On September 8, 2011, the U.S. District Court for the
Northern California entered a Consent Decree and Order for Civil Penalties,
Injunction and Other Relief against a mobile apps developer, W3 Innovations
LLC, and its owner, Justin Maples.
There are several commentaries about this that immediately jump to mind. First,
the enforcement action was brought by the Federal Trade Commission ("FTC")
against the corporate entity, W3 Innovations LLC, and personally against its
officer and owner Justin Maples. This poses a question about the limited
liability protection of a corporate entity and why it was pierced in this case.
Second, this action is the first FTC action against mobile apps developers, and
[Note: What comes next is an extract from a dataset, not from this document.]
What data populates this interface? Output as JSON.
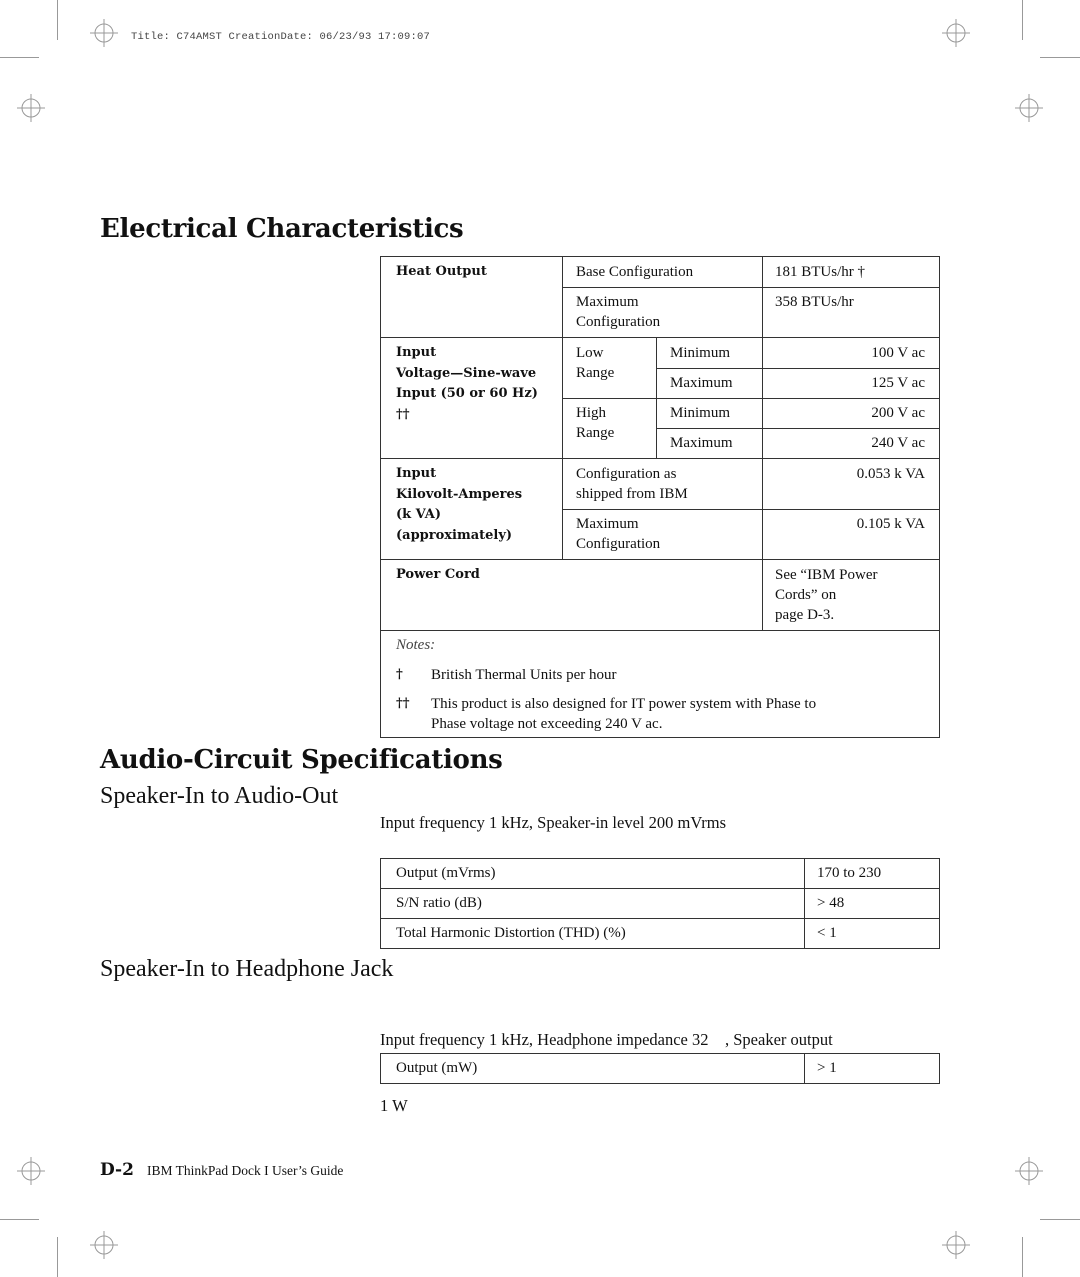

it sends (or at least should send) a strong message to the whole developers
community. Third, in my opinion, this situation could have been avoided if
Justin Maples retained a good intellectual property lawyer before launching the
apps (a good IP lawyer should be familiar with the Children's Online Privacy
Protection Act ("COPPA")). Many start-up owners avoid extra costs by not
consulting attorneys, but expose themselves to large financial risks later on.
Most often, as in this case, such risks could easily be avoided.
COPPA requires that website operators notify parents and obtain their prior
consent before collecting children's personal information. COPPA also requires
According to the FTC press release and the Consent Decree, each available here
http://www.ftc.gov/opa/2011/08/w3mobileapps.shtm), the FTC charged the
defendants with violating COPPA by illegally collecting and disclosing personal
information from thousands of children under age 13 without their parents'
consent. In fact, there were over 50,000 downloads of the games that collected
personal information. As part of settlement, the defendants agreed to pay a
$50,000 penalty, among other things.
The "Emily" apps developed by W3 Innovations allowed children to create virtual
models and design outfits. The apps then encouraged kids to email "Emily" their
comments and submit blogs via email. The FTC alleged that the defendants
collected and maintained thousands of email addresses of the app users. The
apps also allowed kids to post information, including personal information, on
According to the FTC, the defendants did not disclose their practices and did
not ask for parental consent before they collected, used and disclosed their
children's personal information. Please note that the Consent Decree is a
settlement, and does not constitute an admission by defendants of violation of
There are many lessons to be learned here. For mobile developers and website
owners: please create, review, update and disclose your privacy policies. These
are not just boilerplate documents that can be copied from another site. For
parents: check what games your kids are playing and what are the information
collection practices of every app and every website that your children
Read more commentary from Arina Shulga on the
legal aspects of operating new and growing businesses at Business Law Post.
For more information about LexisNexis
products and solutions connect with us through our corporate site.